Oh right, I forgot to consider the releases based on years. I had no idea about Cabaret, so I'm excited for that now!
In case anybody cares, "Hans Christian Andersen" is now available for pre-order on Amazon for $24.49...link please, Ron???
Surprisingly "Gypsy" (which turns 50 this year and has been revived on Broadway recently) has not been considered
Warners has no clock on how long they can sell Gypsy
Namely, because it must come from a guy who's NEVER seen "Guys & Dolls".
Look with any magnifying glass you choose, you won't find a single X chromosome in this musical. It's got Sinatra in it, YOU do the math.
(The musical itself is...passable, but the Paramount movie, in simple terms, grabbed the songs and made crap up for the story.
I've never seen the stage version, but having Wiki'ed the plot, I watch the movie to try and guess how the songs were "really" supposed to fit in, because they sure don't make any danged sense here.)
There are five titles that are considered the "Money" titles for Sam Goldwyn, and even if we got only three, G&D, Hans, and "Secret Life of Walter Mitty" would be at the top.
Warner obviously thought the arrangement would be temporary too, and cut to the chase, hoping for enough sales to see the deal extended.
(And even though Danny Kaye never did much good work for Goldwyn, apart from "Wonder Man", as he did for Paramount, it's nice to see how many people remember HCA--
I remember years ago, when it was a big local deal that Boston Ballet was going to do their own first Swan Lake production, one of the newspapers reviewed it with the headline, "A Swan? Me, a Swan? Eh, Go On!")
Hans Christian Anderson available for preorder
Sadly, I'd be very surprised to see Porgy and Bess, on BD or DVD. Goldwyn's last film, but I'm not sure the rights are with the Goldwyn library. Porgy and Bess is my personal "holy grail" movie, to see it properly represented on home video.
The Porgy and Bess rights are held by the Goldwyn library, now licensed to Warners. The hold up for so many years was the Gershwin estate and both them and the Goldwyn estate made an agreement two years ago to allow the picture to be seen again. And there is still some discussion that this title was not in the Warner agreement.

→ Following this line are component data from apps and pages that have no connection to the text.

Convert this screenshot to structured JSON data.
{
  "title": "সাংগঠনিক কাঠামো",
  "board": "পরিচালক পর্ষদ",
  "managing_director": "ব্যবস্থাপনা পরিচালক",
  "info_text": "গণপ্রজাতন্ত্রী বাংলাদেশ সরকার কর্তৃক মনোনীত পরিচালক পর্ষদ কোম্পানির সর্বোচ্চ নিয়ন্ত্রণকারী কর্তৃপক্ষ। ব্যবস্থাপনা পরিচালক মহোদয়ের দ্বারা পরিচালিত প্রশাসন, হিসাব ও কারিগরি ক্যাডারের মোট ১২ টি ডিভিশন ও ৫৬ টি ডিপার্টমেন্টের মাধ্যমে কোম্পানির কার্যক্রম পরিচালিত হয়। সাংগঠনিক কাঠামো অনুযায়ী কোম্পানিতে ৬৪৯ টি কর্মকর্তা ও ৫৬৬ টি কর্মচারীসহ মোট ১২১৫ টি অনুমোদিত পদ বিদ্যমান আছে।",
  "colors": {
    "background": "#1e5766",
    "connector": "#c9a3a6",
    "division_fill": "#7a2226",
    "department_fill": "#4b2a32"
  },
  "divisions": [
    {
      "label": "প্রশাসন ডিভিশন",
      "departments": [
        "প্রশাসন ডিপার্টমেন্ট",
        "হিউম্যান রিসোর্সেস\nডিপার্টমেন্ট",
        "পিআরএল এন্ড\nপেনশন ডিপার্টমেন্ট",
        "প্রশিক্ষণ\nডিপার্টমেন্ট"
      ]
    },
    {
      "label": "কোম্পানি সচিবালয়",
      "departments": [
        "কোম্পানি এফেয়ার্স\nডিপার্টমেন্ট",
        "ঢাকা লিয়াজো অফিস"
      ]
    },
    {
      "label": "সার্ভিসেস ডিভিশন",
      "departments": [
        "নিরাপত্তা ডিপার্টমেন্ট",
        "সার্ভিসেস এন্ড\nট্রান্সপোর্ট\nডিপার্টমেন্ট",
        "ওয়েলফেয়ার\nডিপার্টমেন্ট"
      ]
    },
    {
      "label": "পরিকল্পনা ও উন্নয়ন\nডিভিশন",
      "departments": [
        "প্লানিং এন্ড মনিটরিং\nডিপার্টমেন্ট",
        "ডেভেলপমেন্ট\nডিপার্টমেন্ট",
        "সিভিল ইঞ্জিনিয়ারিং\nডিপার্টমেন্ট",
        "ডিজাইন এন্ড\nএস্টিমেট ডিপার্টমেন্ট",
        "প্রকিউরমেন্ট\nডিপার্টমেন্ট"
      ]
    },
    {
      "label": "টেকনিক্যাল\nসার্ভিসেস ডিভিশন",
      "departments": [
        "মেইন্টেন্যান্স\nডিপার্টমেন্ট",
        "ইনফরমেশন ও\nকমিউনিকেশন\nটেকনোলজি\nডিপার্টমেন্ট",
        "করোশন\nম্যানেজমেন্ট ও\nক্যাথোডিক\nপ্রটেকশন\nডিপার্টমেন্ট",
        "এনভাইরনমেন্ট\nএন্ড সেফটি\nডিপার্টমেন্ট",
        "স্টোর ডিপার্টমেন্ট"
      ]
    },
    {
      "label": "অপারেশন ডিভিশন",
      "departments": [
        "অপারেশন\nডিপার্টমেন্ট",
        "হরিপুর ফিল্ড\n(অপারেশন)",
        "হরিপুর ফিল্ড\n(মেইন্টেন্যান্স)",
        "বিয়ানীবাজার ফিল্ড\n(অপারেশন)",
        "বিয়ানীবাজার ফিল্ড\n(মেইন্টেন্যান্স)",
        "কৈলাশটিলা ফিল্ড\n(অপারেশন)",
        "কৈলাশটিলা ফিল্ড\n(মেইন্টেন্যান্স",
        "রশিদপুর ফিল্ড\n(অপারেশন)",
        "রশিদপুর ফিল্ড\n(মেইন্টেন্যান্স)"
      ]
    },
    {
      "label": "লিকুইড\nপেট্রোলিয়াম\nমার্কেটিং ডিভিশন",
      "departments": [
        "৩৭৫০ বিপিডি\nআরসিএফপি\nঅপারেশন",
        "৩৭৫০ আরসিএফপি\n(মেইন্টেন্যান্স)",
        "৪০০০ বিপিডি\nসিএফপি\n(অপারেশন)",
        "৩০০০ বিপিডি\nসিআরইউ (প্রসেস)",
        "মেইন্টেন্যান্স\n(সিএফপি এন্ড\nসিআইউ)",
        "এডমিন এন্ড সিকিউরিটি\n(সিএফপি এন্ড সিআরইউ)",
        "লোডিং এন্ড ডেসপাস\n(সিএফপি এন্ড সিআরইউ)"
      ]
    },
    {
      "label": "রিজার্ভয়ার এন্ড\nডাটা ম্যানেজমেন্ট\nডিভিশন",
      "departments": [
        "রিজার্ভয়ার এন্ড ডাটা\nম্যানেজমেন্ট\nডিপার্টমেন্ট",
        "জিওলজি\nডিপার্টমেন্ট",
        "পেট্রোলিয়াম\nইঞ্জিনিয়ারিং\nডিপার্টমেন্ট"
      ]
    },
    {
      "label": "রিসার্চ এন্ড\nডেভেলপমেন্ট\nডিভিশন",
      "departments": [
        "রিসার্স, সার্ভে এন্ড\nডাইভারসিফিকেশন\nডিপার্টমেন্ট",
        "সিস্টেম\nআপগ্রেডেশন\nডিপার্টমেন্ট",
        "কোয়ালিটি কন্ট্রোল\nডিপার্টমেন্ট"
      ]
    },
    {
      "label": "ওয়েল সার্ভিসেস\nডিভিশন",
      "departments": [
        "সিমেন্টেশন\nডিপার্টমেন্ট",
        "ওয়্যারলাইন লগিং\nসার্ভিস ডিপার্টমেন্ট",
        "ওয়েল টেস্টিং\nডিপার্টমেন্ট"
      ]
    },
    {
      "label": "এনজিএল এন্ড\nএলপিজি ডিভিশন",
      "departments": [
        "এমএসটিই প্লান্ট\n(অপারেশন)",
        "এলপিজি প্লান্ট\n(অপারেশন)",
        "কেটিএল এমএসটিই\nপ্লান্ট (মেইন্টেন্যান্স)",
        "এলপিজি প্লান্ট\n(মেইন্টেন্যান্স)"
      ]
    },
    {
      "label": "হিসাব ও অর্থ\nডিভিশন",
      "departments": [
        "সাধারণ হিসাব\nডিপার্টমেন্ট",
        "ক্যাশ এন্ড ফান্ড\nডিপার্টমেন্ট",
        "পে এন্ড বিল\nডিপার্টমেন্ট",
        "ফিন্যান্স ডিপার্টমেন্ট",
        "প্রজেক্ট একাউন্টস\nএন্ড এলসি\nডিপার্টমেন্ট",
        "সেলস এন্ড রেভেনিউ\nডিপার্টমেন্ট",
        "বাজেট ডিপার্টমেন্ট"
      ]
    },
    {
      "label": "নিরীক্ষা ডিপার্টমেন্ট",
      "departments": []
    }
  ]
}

The question is what is the condition of the elements and how much will it cost to get it to a very presentable state. It the Goldwyn estate was worth their salt, they would have been protecting it all along, just as Warners did with Annie Get Your Gun and others.
The title is also one of my "holy grails" too. I do hope we will see it done right.
i think it is that way for a goup of us
I wouldn't be surprised to see The Pride of the Yankees next year, probably timed with some baseball event like opening the new season (early April) or the All-Star Game (mid July).
Porgy and Bess is, in my opinion, the single most important title from the sound era totally missing on all formats and channels. We need to make a special effort to get this film into display.
Many films have been seriously mistreated but are still watchable somehow. Porgy and Bess is a hidden treasure.
What can be done to make this available?
Would like to see The Bishop's Wife in time for Christmas this year. And, of course, another "vote" for Porgy and Bess.
I'll throw in my support for a restored Blu-Ray of Porgy and Bess, as well as The Pride of the Yankees, The Best Years of Our Lives and Stella Dallas.
Wonderful surprise. HCA. Can't wait to read a review on that... I'll most likely get it anyway since all I have is a VHS recorded off TCM.